There has always been something magnetic about this US amphibious vehicle. When the kit was recently presented to me I decided it deserves some attention, as it’s a whole bunch of firsts in a single package. Let’s see…
Spue A has the cupola (actually two – one of each pre- and post modernization), armament and smoke grenade launchers, the front fenders, and the old suspension. Two options are presented for the in-the-water propulsion system – propeller boxes can be shown opened or closed with two pairs of separate details. You can make up the relative sizes of the parts – the grid on the cutting mat is 1 cm square.

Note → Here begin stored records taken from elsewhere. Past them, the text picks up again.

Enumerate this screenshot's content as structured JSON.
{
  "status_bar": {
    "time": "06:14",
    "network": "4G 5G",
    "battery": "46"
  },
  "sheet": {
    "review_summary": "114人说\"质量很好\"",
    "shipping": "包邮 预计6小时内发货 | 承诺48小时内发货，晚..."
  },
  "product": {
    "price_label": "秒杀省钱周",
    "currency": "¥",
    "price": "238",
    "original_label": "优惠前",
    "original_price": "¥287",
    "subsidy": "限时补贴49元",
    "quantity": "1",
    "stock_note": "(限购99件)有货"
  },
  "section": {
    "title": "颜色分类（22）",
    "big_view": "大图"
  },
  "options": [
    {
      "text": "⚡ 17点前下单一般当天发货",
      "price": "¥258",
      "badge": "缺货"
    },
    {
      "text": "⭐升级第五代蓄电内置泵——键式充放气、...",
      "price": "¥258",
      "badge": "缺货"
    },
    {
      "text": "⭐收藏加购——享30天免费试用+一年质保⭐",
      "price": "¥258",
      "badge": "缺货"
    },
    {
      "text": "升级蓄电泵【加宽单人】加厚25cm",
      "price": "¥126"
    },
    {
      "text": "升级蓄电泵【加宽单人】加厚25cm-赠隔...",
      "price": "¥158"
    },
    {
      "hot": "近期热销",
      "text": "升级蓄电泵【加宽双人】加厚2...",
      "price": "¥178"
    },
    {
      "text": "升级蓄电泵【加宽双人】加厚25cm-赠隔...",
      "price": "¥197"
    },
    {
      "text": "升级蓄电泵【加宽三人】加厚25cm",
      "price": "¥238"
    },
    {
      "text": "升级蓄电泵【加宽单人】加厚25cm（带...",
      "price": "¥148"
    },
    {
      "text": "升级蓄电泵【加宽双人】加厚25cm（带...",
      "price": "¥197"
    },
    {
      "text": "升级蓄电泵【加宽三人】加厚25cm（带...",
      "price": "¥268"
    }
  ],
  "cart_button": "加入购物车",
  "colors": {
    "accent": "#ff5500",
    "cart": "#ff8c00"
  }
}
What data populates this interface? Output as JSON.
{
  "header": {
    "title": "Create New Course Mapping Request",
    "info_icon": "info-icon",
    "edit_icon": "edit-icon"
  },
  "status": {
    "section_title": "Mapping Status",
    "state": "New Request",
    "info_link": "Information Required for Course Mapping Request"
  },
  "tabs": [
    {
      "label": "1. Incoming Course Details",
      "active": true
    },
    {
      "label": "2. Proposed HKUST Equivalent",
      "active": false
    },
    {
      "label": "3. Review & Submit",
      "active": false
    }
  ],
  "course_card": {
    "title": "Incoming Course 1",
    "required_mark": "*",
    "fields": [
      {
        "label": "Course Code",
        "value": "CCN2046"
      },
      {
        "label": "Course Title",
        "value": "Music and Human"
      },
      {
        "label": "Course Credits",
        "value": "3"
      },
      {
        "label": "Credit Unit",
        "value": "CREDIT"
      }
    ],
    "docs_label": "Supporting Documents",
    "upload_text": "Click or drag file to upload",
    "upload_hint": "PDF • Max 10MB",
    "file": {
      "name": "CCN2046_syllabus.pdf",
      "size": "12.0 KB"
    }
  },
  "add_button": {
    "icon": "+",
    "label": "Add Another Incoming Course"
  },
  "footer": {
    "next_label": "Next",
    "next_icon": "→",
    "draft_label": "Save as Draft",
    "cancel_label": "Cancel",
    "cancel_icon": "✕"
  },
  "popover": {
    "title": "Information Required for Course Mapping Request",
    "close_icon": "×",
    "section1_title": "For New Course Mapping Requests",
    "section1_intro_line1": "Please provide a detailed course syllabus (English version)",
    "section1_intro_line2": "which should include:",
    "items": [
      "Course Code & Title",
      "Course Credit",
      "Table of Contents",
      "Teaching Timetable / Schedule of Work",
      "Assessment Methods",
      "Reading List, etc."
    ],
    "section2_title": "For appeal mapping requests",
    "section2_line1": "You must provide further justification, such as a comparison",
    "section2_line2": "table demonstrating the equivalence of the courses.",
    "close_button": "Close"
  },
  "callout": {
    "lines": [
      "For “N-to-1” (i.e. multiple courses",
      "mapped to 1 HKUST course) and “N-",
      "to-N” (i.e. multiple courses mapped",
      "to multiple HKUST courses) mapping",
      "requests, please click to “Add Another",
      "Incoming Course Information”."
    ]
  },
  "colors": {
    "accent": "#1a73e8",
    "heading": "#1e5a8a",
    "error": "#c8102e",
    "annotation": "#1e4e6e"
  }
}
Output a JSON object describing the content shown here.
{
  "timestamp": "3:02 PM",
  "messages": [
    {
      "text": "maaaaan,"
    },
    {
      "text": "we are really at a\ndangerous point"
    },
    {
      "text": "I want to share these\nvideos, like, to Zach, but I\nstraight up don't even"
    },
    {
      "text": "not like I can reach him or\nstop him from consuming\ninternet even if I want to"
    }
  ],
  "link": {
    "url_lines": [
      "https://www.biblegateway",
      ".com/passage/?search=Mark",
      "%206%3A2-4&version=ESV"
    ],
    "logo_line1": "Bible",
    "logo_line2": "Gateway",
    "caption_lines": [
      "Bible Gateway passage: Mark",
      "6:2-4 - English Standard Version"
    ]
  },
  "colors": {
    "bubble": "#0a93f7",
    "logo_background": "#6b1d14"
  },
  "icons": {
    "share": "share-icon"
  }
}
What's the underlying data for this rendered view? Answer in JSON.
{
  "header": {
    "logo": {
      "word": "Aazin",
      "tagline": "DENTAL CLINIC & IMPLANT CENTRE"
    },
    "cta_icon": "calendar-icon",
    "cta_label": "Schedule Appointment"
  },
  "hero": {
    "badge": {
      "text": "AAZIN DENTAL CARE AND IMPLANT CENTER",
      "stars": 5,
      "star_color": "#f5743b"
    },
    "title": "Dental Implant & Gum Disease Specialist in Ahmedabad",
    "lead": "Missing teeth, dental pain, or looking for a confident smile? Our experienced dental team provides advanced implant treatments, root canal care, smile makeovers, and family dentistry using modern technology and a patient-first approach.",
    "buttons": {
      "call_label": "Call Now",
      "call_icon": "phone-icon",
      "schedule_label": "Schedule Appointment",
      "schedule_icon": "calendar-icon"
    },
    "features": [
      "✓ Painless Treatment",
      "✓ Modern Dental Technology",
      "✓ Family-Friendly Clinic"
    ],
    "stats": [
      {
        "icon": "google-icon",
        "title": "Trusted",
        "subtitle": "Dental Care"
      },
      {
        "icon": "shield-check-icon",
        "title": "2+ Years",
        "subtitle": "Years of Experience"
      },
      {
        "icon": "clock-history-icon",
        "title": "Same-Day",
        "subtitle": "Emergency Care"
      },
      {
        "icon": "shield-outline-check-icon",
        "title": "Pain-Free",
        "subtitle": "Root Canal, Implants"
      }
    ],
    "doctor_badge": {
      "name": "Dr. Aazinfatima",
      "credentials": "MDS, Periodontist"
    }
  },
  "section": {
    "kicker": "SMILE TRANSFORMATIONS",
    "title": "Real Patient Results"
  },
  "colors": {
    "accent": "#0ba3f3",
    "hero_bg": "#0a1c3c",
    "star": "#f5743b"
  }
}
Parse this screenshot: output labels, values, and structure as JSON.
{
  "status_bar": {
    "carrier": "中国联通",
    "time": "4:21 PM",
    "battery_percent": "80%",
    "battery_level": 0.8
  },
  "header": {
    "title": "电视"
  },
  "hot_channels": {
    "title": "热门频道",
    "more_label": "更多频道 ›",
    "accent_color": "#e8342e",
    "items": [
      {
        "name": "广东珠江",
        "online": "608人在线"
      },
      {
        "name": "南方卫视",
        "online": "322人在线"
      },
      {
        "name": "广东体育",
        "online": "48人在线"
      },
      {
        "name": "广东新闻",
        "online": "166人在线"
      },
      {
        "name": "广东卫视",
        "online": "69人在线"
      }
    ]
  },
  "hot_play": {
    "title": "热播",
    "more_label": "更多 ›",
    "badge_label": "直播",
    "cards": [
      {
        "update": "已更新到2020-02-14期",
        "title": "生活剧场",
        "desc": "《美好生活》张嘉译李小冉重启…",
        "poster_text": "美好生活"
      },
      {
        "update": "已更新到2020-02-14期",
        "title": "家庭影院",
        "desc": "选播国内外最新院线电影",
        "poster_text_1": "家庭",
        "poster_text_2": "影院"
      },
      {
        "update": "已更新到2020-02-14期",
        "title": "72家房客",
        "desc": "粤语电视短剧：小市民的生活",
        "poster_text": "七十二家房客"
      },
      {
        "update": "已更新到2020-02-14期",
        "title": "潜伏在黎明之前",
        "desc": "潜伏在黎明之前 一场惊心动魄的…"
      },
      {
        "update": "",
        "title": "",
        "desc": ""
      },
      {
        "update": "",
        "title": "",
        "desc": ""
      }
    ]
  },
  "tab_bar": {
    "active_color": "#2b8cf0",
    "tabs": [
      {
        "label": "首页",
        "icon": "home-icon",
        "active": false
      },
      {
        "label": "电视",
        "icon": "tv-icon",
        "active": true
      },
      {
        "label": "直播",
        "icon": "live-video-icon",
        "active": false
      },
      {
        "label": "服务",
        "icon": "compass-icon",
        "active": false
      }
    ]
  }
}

Another “quick build” – OOB, with only the most needed corrections made to the kit, no preview and WIP images, and no work on other models “in between”.
I only replaced the styrene pitot tube with a home-fabricated detail, made from a 0,6mm syringe needle and 0,4 copper wire inserted into it.
The model is not bad per se, it’s just engineered in a way that makes it preferrable to build it “all opened up”. Wing should be in takeoff/landing position – otherwise gaps ensue, and the bump in front of the wing is smaller than it should be, and I found mine to be asymmetrical as well. Airbrake is intended to be posed open – you will need to remove some material from its edges to display it closed. Same applies to the canopy, which is wider the cockpit opening. I am also not a big fan of the way Academy suggests that you glue the Sidewinders to their rails, same applies to the wing pylons. There’s probably more.
I’ve used the Italeri 1/72 Ju-87D-5/7 kit (1070) to build a Bulgarian Stuka from the WW2 period. The Bulgarian Air Force had 12 Ju-87 R-2s (delivered 1942) and 40 D-5s (1944). Doras actively participated in the war against Germany, attacking the retreating Army Group E forces. Stuka’s surgical strike capability helped encircled Bulgarian forces escape the German “pockets”. After the war ended the Ju-87 were still in use for some time, later being replaced by Il-2 M-3s and Il-10s.